6.3 Weighting Procedures

Weighted estimates were produced to ensure that the raw survey data reflect the estimates for the population. This procedure was a simple application of inverse weighting by stratum as licence sales were known (population of licence-holders divided by resultant sample). Where anglers held different types of licence, either by choice or due to regulations, adjustments to weighting were made to ensure that there was no double counting of anglers across licence types.

The estimates of population in each stratum of interest were then compared to official statistics on population available from Statistics Canada. Population data was based on the 2001 census with post-censal estimates as at July 1, 2005. The initial estimates of population and the respective estimates of anglers in each stratum were adjusted to reflect these statistics. Respondent weights for survey estimates were then derived using standard inverse weighting functions.

6.4 Post-Survey Adjustment Procedures

Preliminary survey results were distributed to the province in early 2007, providing them with the opportunity to review the preliminary estimates.

Adjustments were made provided that they were based on identifiable errors or changes required due to revised administrative information.  Most errors were as a result of incorrect identification of species and the changes were relatively straightforward.

Revisions were completed by Spring 2007 and survey results were finalized.

6.5 Data Quality

6.5.1 Sampling Error

Information on reliability is presented in terms of the coefficient of variation of the mean, at one standard deviation. Because exact estimates of variance cannot be calculated, the coefficient of variation of the mean is used as a proxy for the assessing the variability of the data.  Annex A.18 presents the statistical reliability of key variables for all anglers.

6.5.2 Non-Sampling Error

Many factors that are not related to sampling also affect the reliability of the data produced in the survey.  For example, respondents may have made errors in interpreting questions, the answers may have been incorrectly entered on the questionnaires or errors may have been introduced during the data capture or tabulation process.

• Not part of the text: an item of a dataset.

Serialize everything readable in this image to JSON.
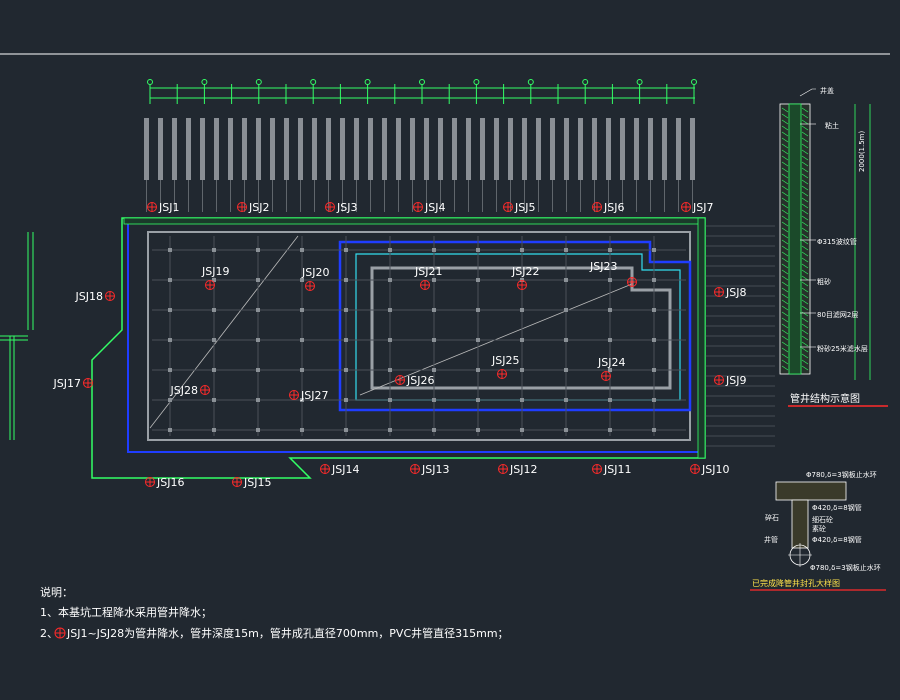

During the data collection phase, efforts were made to reduce the occurrence of non-sampling errors in the survey.9  These efforts included a complete verification of the reported data, validity and consistency edits and ongoing consultations with the coordinators in each jurisdiction.

6.5.3 Data Limitations

Despite all efforts to improve data accuracy, the survey results have limitations.  Understanding these limitations will help the reader make informed decisions before conducting further research and analysis using the estimates in this report.  For instance, the survey did not cover nor did it attempt to measure the illegal, unreported activities related to recreational fisheries in Ontario.  Although the days fished and harvests of individuals who conducted recreational fishing activities without a licence where/when a licence or permit is required is not thought to be substantial, it is possible an impact would be observed if there was a way to measure such an activity. 

6.6 Data comparability

The 2005 results are directly comparable with the 1995 and 2000 surveys.  The core survey questions remained unchanged throughout these survey cycles.   However, comparisons with reports prior to 1995 should not be attempted. 


8Section 4 provides a glossary of terms and definitions used in the survey and throughout this report.

9Non-sampling errors can arise during the course of virtually all survey activities such as a result of errors in the frame (the list used in sampling) or difficulties in establishing precise operational definitions.  For more details, refer to Statistics Canada, 1993, Survey Sampling: A Non-Mathematical Guide-Second Edition, Catalogue No. 12-602E, Ottawa.